  • Restore Reciprocity in Close Relationships
  • Normalize Reactions to Trauma
  • Encourage a Differentiation Between Reliving and Remembering
  • Place the Traumatic Experience in Perspective
results of interventions assist child in understanding
Results of Interventions Assist Child in Understanding…
  • Stressful body experiences can be alleviated with help of others and coping strategies
  • Adults can support and protect child
  • Child is not to blame
  • Can talk about emotions rather than only acting them out
  • Life can contain elements of mastery, fun and hope
child parent psychotherapy lieberman
Child Parent Psychotherapy (Lieberman)
  • Using Play, Physical Contact and Language to Promote Developmental Progress
  • Offering Unstructured Reflective Developmental Guidance
  • Modeling Appropriate Protective Behavior
  • Interpreting Feelings and Actions
  • Providing Emotional Support/Empathetic Communication
  • Offering Crisis Intervention and Concrete Assistance
areas of clinical concern include
Areas of Clinical Concern include…
  • Play
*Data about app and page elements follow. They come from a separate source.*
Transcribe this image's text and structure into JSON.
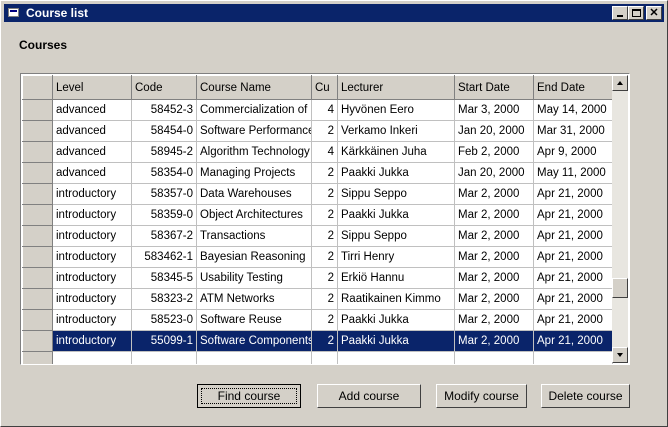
{
  "window": {
    "title": "Course list"
  },
  "section_label": "Courses",
  "table": {
    "columns": [
      "Level",
      "Code",
      "Course Name",
      "Cu",
      "Lecturer",
      "Start Date",
      "End Date"
    ],
    "rows": [
      [
        "advanced",
        "58452-3",
        "Commercialization of Sc",
        "4",
        "Hyvönen Eero",
        "Mar 3, 2000",
        "May 14, 2000"
      ],
      [
        "advanced",
        "58454-0",
        "Software Performance",
        "2",
        "Verkamo Inkeri",
        "Jan 20, 2000",
        "Mar 31, 2000"
      ],
      [
        "advanced",
        "58945-2",
        "Algorithm Technology",
        "4",
        "Kärkkäinen Juha",
        "Feb 2, 2000",
        "Apr 9, 2000"
      ],
      [
        "advanced",
        "58354-0",
        "Managing Projects",
        "2",
        "Paakki Jukka",
        "Jan 20, 2000",
        "May 11, 2000"
      ],
      [
        "introductory",
        "58357-0",
        "Data Warehouses",
        "2",
        "Sippu Seppo",
        "Mar 2, 2000",
        "Apr 21, 2000"
      ],
      [
        "introductory",
        "58359-0",
        "Object Architectures",
        "2",
        "Paakki Jukka",
        "Mar 2, 2000",
        "Apr 21, 2000"
      ],
      [
        "introductory",
        "58367-2",
        "Transactions",
        "2",
        "Sippu Seppo",
        "Mar 2, 2000",
        "Apr 21, 2000"
      ],
      [
        "introductory",
        "583462-1",
        "Bayesian Reasoning",
        "2",
        "Tirri Henry",
        "Mar 2, 2000",
        "Apr 21, 2000"
      ],
      [
        "introductory",
        "58345-5",
        "Usability Testing",
        "2",
        "Erkiö Hannu",
        "Mar 2, 2000",
        "Apr 21, 2000"
      ],
      [
        "introductory",
        "58323-2",
        "ATM Networks",
        "2",
        "Raatikainen Kimmo",
        "Mar 2, 2000",
        "Apr 21, 2000"
      ],
      [
        "introductory",
        "58523-0",
        "Software Reuse",
        "2",
        "Paakki Jukka",
        "Mar 2, 2000",
        "Apr 21, 2000"
      ],
      [
        "introductory",
        "55099-1",
        "Software Components",
        "2",
        "Paakki Jukka",
        "Mar 2, 2000",
        "Apr 21, 2000"
      ]
    ],
    "selected_row": 11
  },
  "buttons": {
    "find": "Find course",
    "add": "Add course",
    "modify": "Modify course",
    "delete": "Delete course"
  },
  "colors": {
    "title_bar": "#0a246a",
    "selection": "#0a246a",
    "face": "#d4d0c8"
  }
}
  • Sensorimotor Disorganization
  • Fearful Behavior
  • Self Endangering Behavior
  • Aggression Toward Parent
  • Aggression Toward Peers
  • Parental Use of Physical Discipline
  • Parental Use of Threats, Criticisms of Child
  • Relationship with Perpetrator
iaitmh annual conference
IAITMH Annual Conference
  • Child Parent Psychotherapy
  • August 27 2010
  • Riley Hospital Outpatient Center Auditorium
ecmh training
ECMH Training
  • Intensive ECMH Institute
  • For Child and Adolescent Providers
  • CMHC preferred
  • Funded by DMHA
  • Curriculum designed to meet criteria for Endorsement
  • Coming soon…..
who helps when we don t have the parents
Who helps when we don’t have the parents?
  • Foster care
  • Child care providers
  • Judges and CASA workers
  • Early Intervention providers
  • Head Start and other teachers
how to help three goals
How to Help: Three Goals
  • Safety
  • Stability
  • Nurture
how adults can help
How Adults Can Help
  • Recognize that the child needs you, even when they do not show it
  • Understand rejecting behaviors as old coping methods
  • Listen
  • Put words to behaviors
  • Attend to your own reactions
  • Encourage touch, but do not force it
how to help
How to Help
  • Safety
  • Routine that shows an adult is “in control”
  • Soothing sensory activities
  • Stop activities that result in re-enactment (including television)
  • Advocate to reduce moves to provide continuity
another way to help
Another Way to Help
  • Speak for the babies..
want to learn more
Want to learn more?
  • Indiana Association for Infant and Toddler Mental Health (
  • 317/638-3501 EXT 221
  • Zero to Three (
  • National Child Trauma Stress Network (
the effects of trauma on young children1

The Effects of Trauma on Young Children

Angela M. Tomlin, Ph.D.